There is anger and torment in “Watcher of Men,” a song by Sinead O’Connor and Ron Tomlinson (RonTom), a song that questions and affirms existence and faith: “Why did I not die at birth?” and “Oh, watcher of men, do you have eyes of flesh? Is your vision like man?” and “When I accused you, you wouldn’t speak, I said you tore up my hope like a tree, but I spoke without understanding of things beyond me which I did not know…Therefore I recant and relent, being but dust and ashes.”

“33” is a song by O’Connor and Ron Tomlinson, with the lines “Jah spoke and it was. He commanded and it endured. He frustrates the plans of nations. And brings to nothing the designs of people.” I would imagine that the song commemorates the age Jesus was when he died. It is also about a very difficult deity. “33” is the seventh song in the Dublin presentation of songs, and the fourth song in the London presentation: and the London version has something of a dance beat and O’Connor’s whispery voice, not a rhythm one would expect for such a serious, even pious, theme.
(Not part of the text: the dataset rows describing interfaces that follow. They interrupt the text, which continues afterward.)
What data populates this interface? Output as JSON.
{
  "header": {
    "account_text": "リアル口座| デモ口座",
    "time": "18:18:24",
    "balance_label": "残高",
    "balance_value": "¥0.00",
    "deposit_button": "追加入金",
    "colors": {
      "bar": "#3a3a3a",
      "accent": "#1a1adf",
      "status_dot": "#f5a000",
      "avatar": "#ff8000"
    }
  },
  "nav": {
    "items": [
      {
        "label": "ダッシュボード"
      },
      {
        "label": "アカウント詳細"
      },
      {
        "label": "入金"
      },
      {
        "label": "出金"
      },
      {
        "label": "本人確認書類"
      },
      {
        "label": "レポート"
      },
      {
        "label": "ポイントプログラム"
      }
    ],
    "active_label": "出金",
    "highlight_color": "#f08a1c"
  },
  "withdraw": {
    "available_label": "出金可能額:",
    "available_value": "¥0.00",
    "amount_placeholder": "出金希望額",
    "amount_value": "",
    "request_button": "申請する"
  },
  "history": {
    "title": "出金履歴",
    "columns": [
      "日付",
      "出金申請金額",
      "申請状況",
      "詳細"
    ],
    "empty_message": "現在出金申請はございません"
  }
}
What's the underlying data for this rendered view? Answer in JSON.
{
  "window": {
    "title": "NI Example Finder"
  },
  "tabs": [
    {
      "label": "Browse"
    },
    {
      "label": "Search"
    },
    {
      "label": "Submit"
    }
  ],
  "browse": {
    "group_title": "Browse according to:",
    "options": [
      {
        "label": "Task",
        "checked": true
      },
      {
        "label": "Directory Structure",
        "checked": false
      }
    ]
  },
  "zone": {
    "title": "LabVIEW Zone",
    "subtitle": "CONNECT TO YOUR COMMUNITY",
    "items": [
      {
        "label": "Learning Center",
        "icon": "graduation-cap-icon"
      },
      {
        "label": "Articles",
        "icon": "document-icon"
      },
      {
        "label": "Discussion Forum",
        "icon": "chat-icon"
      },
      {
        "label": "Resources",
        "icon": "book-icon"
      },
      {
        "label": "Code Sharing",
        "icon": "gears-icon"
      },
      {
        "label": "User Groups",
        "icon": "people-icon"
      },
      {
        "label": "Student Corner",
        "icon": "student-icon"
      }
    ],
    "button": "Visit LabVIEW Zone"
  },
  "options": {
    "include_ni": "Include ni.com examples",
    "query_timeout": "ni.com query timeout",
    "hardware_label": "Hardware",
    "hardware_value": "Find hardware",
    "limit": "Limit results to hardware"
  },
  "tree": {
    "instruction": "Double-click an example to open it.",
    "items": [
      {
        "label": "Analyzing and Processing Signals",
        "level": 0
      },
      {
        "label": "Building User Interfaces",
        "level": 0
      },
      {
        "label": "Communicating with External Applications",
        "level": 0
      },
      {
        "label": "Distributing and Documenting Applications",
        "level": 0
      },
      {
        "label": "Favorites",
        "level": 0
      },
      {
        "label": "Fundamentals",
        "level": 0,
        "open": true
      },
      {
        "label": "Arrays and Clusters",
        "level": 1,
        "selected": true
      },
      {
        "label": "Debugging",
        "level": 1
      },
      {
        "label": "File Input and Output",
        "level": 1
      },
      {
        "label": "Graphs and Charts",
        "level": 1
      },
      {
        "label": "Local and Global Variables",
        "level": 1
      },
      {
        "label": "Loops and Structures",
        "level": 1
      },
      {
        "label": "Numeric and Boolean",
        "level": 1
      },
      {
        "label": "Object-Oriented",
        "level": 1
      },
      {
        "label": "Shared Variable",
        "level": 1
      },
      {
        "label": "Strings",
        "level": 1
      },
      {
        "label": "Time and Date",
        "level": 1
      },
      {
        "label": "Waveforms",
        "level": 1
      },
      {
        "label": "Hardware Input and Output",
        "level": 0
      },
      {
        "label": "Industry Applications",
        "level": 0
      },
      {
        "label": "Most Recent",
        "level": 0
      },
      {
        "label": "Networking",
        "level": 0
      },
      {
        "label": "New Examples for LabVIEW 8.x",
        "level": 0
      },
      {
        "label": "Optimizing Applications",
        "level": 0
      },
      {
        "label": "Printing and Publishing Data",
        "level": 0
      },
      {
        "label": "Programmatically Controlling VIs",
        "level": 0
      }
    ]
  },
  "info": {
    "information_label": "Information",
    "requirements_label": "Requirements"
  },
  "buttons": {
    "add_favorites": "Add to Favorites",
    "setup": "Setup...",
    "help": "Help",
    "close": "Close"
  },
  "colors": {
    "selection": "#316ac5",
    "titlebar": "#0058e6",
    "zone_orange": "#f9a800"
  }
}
Sinead O’Connor’s testimonies are testimonies of faith and passion, and sometimes her testimonies contain delicacy and tenderness, and sometimes they contain interrogations and judgments. “The Glory of Jah,” also by O’Connor and Tomlinson, declares, “May the glory of Jah endure forever” and “The lord makes poor or he makes rich.” (I am not fond of such repudiation of human will and social circumstances.) The London version’s drumbeat reminds me of 1960s Motown girl group music, followed by a gospel organ sound.

“Whomsoever Dwells,” by O’Connor and Tomlinson, states “I say of my lord that he is my fortress, that he is my own love in whom I trust, that he will save you.”
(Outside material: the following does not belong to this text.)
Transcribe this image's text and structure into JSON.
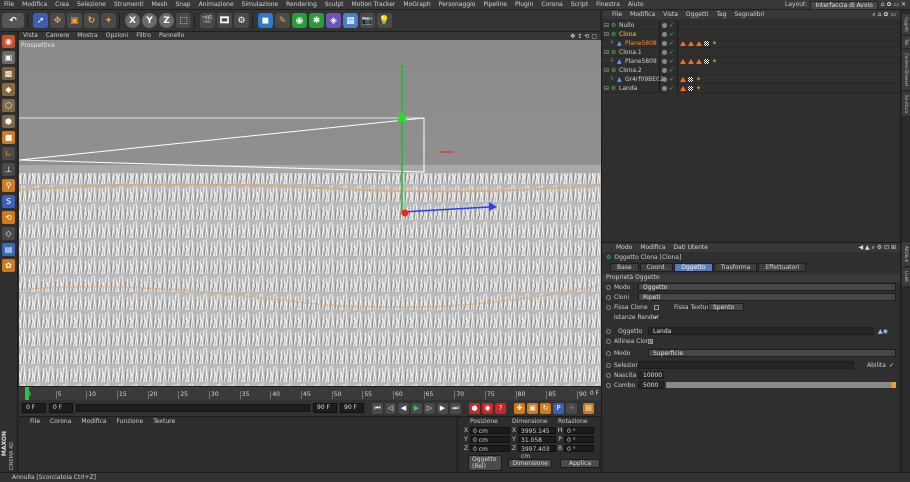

Sinead O’Connor’s voice has a somewhat heavy tone on “The Rivers of Babylon,” a traditional song with new words by O’Connor: “There on the poplars, I broke my guitar, because my tormentors required songs” and “If I forget you oh Jah, may both my hands wither, and may my mouth freeze if I forget how I knelt at your feet.” Is the heaviness of her voice something she has assumed specially for the song, or is it a mark of age? I do not hear any loss of lightness or range elsewhere. “Hosanna Filio David” is the last song on the acoustic portion of the double set. “I Don’t Know How to Love Him,” the Andrew Lloyd Webber/Tim Rice song, is on the electric or London part of the collection (the sixth song), and it is a song of devotion that is also a song of doubt (Sinead O’Connor sounds searching).

I think Sinead O’Connor is brave and, though often angry, is full of good intentions. I am touched by Sinead O’Connor’s faith and her passion, but I am not changed by it. I have thought often of religion as being the philosophy of the ignorant; and I love Sinead O’Connor, and I respect her talent and have some awe for her passion, but I am not inclined now to change my mind regarding religion.

Daniel Garrett, Louisiana-born and a longtime New York resident, a graduate of the New School for Social Research, and the founder of the Cultural Politics Discussion Group at ABC No Rio and Poets House, is a writer of essays and creative work, including fiction, drama, and poetry. His work has appeared in The African,, American Book Review, Art & Antiques, The Audubon Activist, Film International, The Humanist, Hyphen, Muse Apprentice Guild, Option,, Rain Taxi, The Review of Contemporary Fiction, and World Literature Today. For, Daniel Garrett wrote about the work of novelist James Baldwin, film director Eric Rohmer, rapper Tupac Shakur, and the music band Kitchens of Distinction; and for Offscreen he wrote about films such as Boesman and Lena, Dirty Pretty Things, I Love Huckabees, Dogville, Father and Son, Moolaade, Paradise Now, Syriana, Walk on Water and Yes, as well as about books on Charlie Chaplin and on Chinese and Palestinian films. For a journal on philosophy and film, Cinetext (or, Garrett wrote about Carl Dreyer’s Passion of Joan of Arc, Terrence Malick’s The New World, and the documentary Shakespeare Behind Bars, as well as a comprehensive survey article on popular film art. And, for The Compulsive Reader, Daniel Garrett has written on music, films, and books. Author contact: or